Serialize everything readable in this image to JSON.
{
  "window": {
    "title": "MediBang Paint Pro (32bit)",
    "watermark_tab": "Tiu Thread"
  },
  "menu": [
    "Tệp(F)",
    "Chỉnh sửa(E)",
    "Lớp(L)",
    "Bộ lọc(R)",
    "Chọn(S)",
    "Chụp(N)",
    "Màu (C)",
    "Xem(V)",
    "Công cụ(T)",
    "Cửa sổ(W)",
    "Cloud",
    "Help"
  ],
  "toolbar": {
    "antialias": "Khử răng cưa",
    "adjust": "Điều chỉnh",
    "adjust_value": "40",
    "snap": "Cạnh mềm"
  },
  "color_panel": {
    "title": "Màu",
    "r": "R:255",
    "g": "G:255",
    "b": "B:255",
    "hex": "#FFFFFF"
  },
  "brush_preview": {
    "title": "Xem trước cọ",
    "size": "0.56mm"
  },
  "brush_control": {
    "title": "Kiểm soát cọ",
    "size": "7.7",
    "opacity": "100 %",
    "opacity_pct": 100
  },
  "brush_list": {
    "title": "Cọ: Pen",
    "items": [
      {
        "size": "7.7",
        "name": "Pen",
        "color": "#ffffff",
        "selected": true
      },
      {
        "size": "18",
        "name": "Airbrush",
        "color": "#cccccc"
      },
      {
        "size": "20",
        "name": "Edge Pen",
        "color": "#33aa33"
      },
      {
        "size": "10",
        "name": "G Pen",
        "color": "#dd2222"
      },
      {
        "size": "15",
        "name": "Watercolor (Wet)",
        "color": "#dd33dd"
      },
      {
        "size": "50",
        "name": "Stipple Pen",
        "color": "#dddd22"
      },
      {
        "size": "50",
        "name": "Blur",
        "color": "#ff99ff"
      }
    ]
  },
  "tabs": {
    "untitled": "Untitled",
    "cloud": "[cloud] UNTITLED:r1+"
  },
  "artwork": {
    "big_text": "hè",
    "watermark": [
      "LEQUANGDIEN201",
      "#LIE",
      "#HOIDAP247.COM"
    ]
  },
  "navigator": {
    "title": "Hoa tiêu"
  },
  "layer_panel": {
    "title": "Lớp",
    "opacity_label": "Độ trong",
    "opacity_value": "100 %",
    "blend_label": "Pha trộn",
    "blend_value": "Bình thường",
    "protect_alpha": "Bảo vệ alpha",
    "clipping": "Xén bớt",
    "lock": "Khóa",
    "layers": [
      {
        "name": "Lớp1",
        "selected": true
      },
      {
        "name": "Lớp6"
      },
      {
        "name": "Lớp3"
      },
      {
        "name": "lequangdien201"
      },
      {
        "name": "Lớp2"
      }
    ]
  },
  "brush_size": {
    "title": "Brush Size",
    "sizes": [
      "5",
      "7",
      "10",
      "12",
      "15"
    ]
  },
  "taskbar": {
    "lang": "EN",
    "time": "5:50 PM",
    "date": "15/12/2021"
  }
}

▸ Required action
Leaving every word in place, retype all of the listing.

▸ Written answer
Serialize everything readable in this image to JSON.
{
  "window": {
    "title": "MediBang Paint Pro (32bit)",
    "watermark_tab": "Tiu Thread"
  },
  "menu": [
    "Tệp(F)",
    "Chỉnh sửa(E)",
    "Lớp(L)",
    "Bộ lọc(R)",
    "Chọn(S)",
    "Chụp(N)",
    "Màu (C)",
    "Xem(V)",
    "Công cụ(T)",
    "Cửa sổ(W)",
    "Cloud",
    "Help"
  ],
  "toolbar": {
    "antialias": "Khử răng cưa",
    "adjust": "Điều chỉnh",
    "adjust_value": "40",
    "snap": "Cạnh mềm"
  },
  "color_panel": {
    "title": "Màu",
    "r": "R:255",
    "g": "G:255",
    "b": "B:255",
    "hex": "#FFFFFF"
  },
  "brush_preview": {
    "title": "Xem trước cọ",
    "size": "0.56mm"
  },
  "brush_control": {
    "title": "Kiểm soát cọ",
    "size": "7.7",
    "opacity": "100 %",
    "opacity_pct": 100
  },
  "brush_list": {
    "title": "Cọ: Pen",
    "items": [
      {
        "size": "7.7",
        "name": "Pen",
        "color": "#ffffff",
        "selected": true
      },
      {
        "size": "18",
        "name": "Airbrush",
        "color": "#cccccc"
      },
      {
        "size": "20",
        "name": "Edge Pen",
        "color": "#33aa33"
      },
      {
        "size": "10",
        "name": "G Pen",
        "color": "#dd2222"
      },
      {
        "size": "15",
        "name": "Watercolor (Wet)",
        "color": "#dd33dd"
      },
      {
        "size": "50",
        "name": "Stipple Pen",
        "color": "#dddd22"
      },
      {
        "size": "50",
        "name": "Blur",
        "color": "#ff99ff"
      }
    ]
  },
  "tabs": {
    "untitled": "Untitled",
    "cloud": "[cloud] UNTITLED:r1+"
  },
  "artwork": {
    "big_text": "hè",
    "watermark": [
      "LEQUANGDIEN201",
      "#LIE",
      "#HOIDAP247.COM"
    ]
  },
  "navigator": {
    "title": "Hoa tiêu"
  },
  "layer_panel": {
    "title": "Lớp",
    "opacity_label": "Độ trong",
    "opacity_value": "100 %",
    "blend_label": "Pha trộn",
    "blend_value": "Bình thường",
    "protect_alpha": "Bảo vệ alpha",
    "clipping": "Xén bớt",
    "lock": "Khóa",
    "layers": [
      {
        "name": "Lớp1",
        "selected": true
      },
      {
        "name": "Lớp6"
      },
      {
        "name": "Lớp3"
      },
      {
        "name": "lequangdien201"
      },
      {
        "name": "Lớp2"
      }
    ]
  },
  "brush_size": {
    "title": "Brush Size",
    "sizes": [
      "5",
      "7",
      "10",
      "12",
      "15"
    ]
  },
  "taskbar": {
    "lang": "EN",
    "time": "5:50 PM",
    "date": "15/12/2021"
  }
}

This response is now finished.